Thursday, 6 October 2016

Saint Helen's 1957

They used to take left-handed girls
And tie that hand behind our backs
With lengths of cut skipping rope.

Everything including floors and pipes
Was bottle green, navy blue, teal,
Mustard yellow, cream or brown.

In the winter our woollen corsets
Were stitched firmly to our skirt-slips
To prevent cold draughts getting in.

I kept a used lollipop stick in my desk
And tragically I named it Dolly,
Reassuring it during long lessons.

I came out of there with nothing.
“How can I protect myself?”
I asked the nurse at sixteen.

She said, “Have you ever heard
Of the word No?” A good girl
Marries every man she sleeps with. 

A paddle on the flesh of the bottom,
A wooden ruler across open palms
If we are caught fidgeting at all.

My husband ditched me by Telegram. 
He was halfway up Mount Everest
With a research team from Oxford.

We learned to write right-handed,
Hiding the truth behind ourselves,
Writing fluently, falsely, correctly.

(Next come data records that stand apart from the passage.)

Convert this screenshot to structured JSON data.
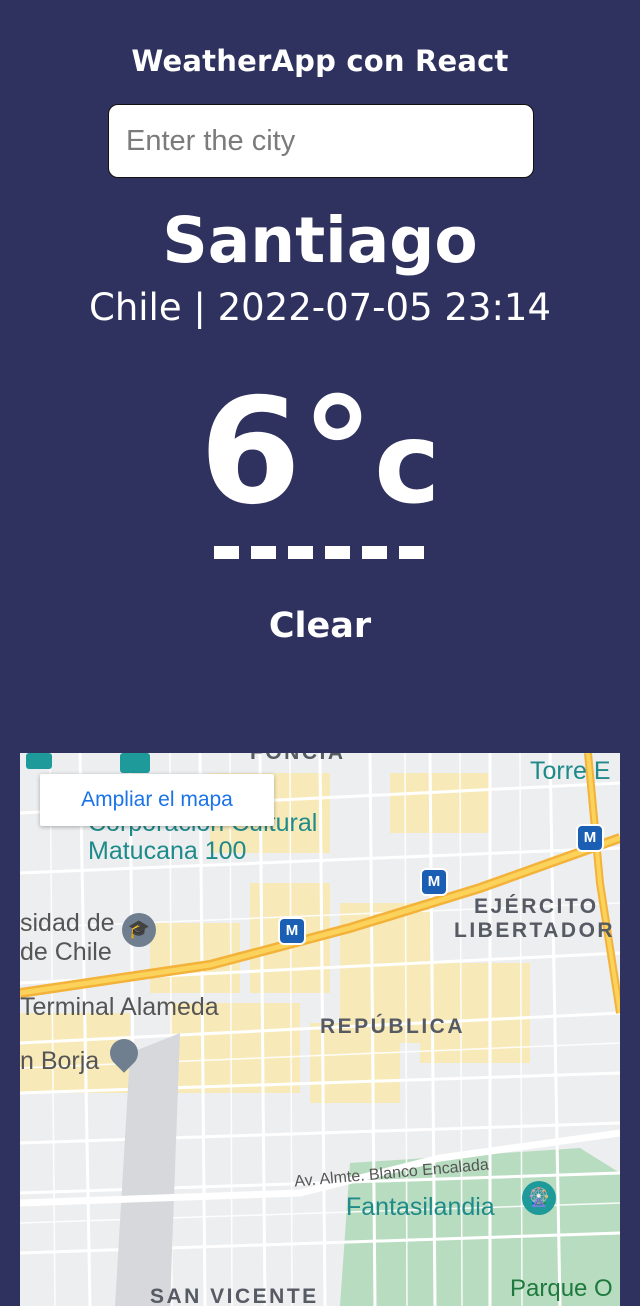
{
  "app": {
    "title": "WeatherApp con React"
  },
  "search": {
    "placeholder": "Enter the city"
  },
  "weather": {
    "city": "Santiago",
    "meta": "Chile | 2022-07-05 23:14",
    "temp_value": "6°",
    "temp_unit": "c",
    "condition": "Clear"
  },
  "map": {
    "expand_label": "Ampliar el mapa",
    "labels": {
      "torre": "Torre E",
      "corporacion": "Corporación Cultural",
      "matucana": "Matucana 100",
      "universidad_1": "sidad de",
      "universidad_2": "de Chile",
      "ejercito_1": "EJÉRCITO",
      "ejercito_2": "LIBERTADOR",
      "terminal": "Terminal Alameda",
      "republica": "REPÚBLICA",
      "borja": "n Borja",
      "avenida": "Av. Almte. Blanco Encalada",
      "fantasilandia": "Fantasilandia",
      "parque": "Parque O",
      "san_vicente": "SAN VICENTE",
      "top_cut": "FONCIA"
    },
    "metro_symbol": "M",
    "icons": [
      "graduation-cap-icon",
      "map-pin-icon",
      "amusement-park-icon",
      "metro-icon"
    ]
  }
}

The ability to write with the left
Comes back sometimes in dreams.
I can …almost… do it when awake.